Epigeal germination implies that the cotyledons are pushed above ground. The hypocotyl (part of the stem below the cotyledon) elongates while the epicotyl (part of the stem above the cotyledon) stays the same length. In this way, the hypocotyl pushes the cotyledon upward.
Normally, the cotyledon itself contains very little nutrients in plants that show this kind of germination. Instead, the first leaflets are already folded up inside it, and photosynthesis starts to take place in it rather quickly.
Because the cotyledon is positioned above the ground it is much more vulnerable to damage like night-frost or grazing. The evolutionary strategy is that the plant produces a large number of seeds, of which statistically a number survive.
Plants that show epigeal germination need external nutrients rather quickly in order to develop, so they are more frequent on nutrient-rich soils. The plants also need relatively much sunlight for photosynthesis to take place. Therefore they can be found more often in the field, at the border of forests, or as pioneer species.
Plants that show epigeal germination grow relatively fast, especially in the first phase when the leaflets unfold. Because of this, they occur frequently in areas that experience regular flooding, for example at the river borders in the Amazon region. The fast germination enables the plant to develop before the next flooding takes place. After the faster first phase, the plant develops more slowly than plants that show hypogeal germination.
It is possible that within the same genus one species shows epigeal germination while another species shows hypogeal germination. Some genera in which this happens are:
Phanerocotylar vs. cryptocotylar

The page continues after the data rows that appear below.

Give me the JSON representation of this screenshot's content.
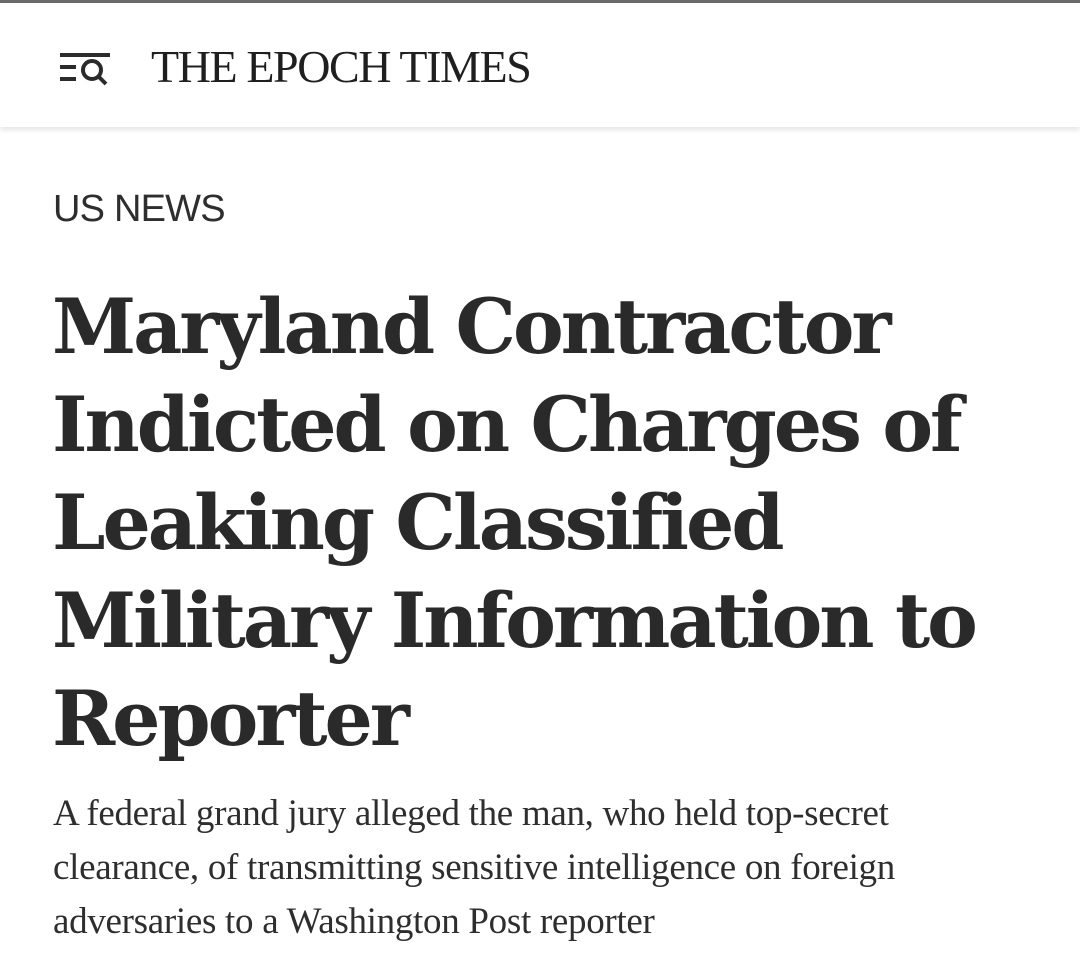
{
  "header": {
    "menu_icon": "menu-search-icon",
    "masthead": "THE EPOCH TIMES"
  },
  "article": {
    "section": "US NEWS",
    "headline_lines": [
      "Maryland Contractor",
      "Indicted on Charges of",
      "Leaking Classified",
      "Military Information to",
      "Reporter"
    ],
    "dek_lines": [
      "A federal grand jury alleged the man, who held top-secret",
      "clearance, of transmitting sensitive intelligence on foreign",
      "adversaries to a Washington Post reporter"
    ]
  },
  "colors": {
    "text": "#2a2a2a",
    "background": "#ffffff",
    "top_rule": "#6a6a6a"
  }
}
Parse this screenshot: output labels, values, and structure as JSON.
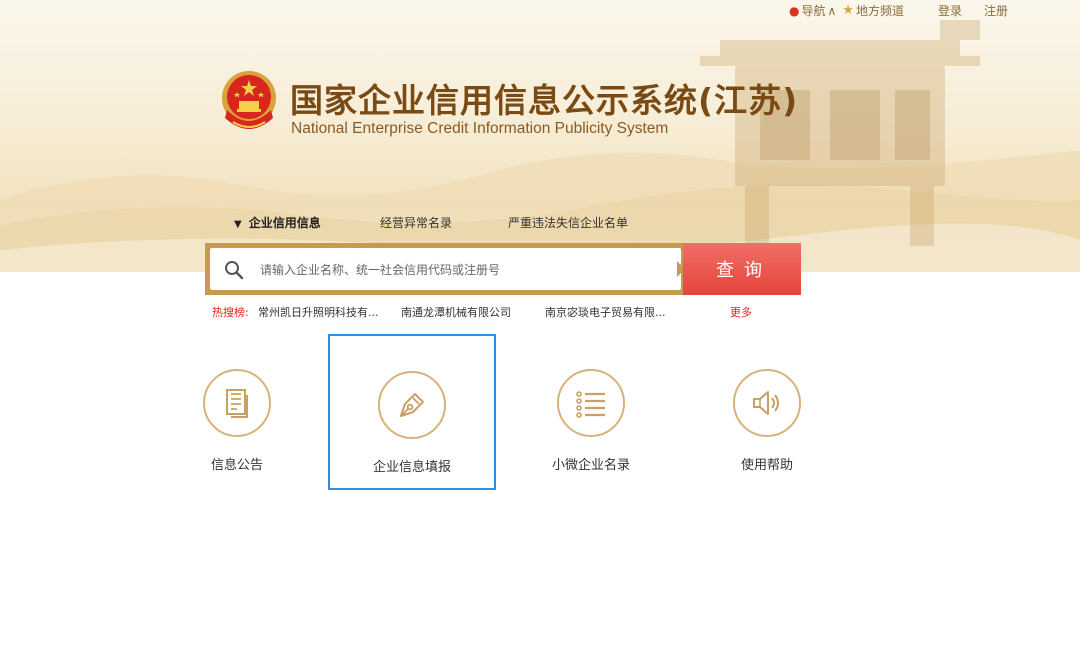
{
  "header": {
    "nav_label": "导航",
    "nav_caret": "∧",
    "local_label": "地方频道",
    "login": "登录",
    "register": "注册"
  },
  "brand": {
    "title_cn": "国家企业信用信息公示系统(江苏)",
    "title_en": "National Enterprise Credit Information Publicity System"
  },
  "tabs": [
    {
      "label": "企业信用信息",
      "active": true
    },
    {
      "label": "经营异常名录",
      "active": false
    },
    {
      "label": "严重违法失信企业名单",
      "active": false
    }
  ],
  "search": {
    "placeholder": "请输入企业名称、统一社会信用代码或注册号",
    "button": "查询"
  },
  "hot": {
    "label": "热搜榜:",
    "items": [
      "常州凯日升照明科技有...",
      "南通龙潭机械有限公司",
      "南京宓琰电子贸易有限..."
    ],
    "more": "更多"
  },
  "cards": [
    {
      "label": "信息公告",
      "icon": "document-icon",
      "selected": false
    },
    {
      "label": "企业信息填报",
      "icon": "pen-nib-icon",
      "selected": true
    },
    {
      "label": "小微企业名录",
      "icon": "list-icon",
      "selected": false
    },
    {
      "label": "使用帮助",
      "icon": "speaker-icon",
      "selected": false
    }
  ],
  "colors": {
    "brand_brown": "#7a4a15",
    "gold": "#c79a52",
    "search_red": "#e5433c",
    "hot_red": "#e3261b",
    "selected_blue": "#2e8ee6"
  }
}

In 1965, botanist James A. Duke introduced the terms phanerocotylar and cryptocotylar as synonyms for epigeal and hypogeal respectively, because he didn't consider these terms etymologically correct. Later, it was discovered that there are rare cases of species where the germination is epigeal and cryptocotylar. Therefore, divisions have been proposed that take both factors into account.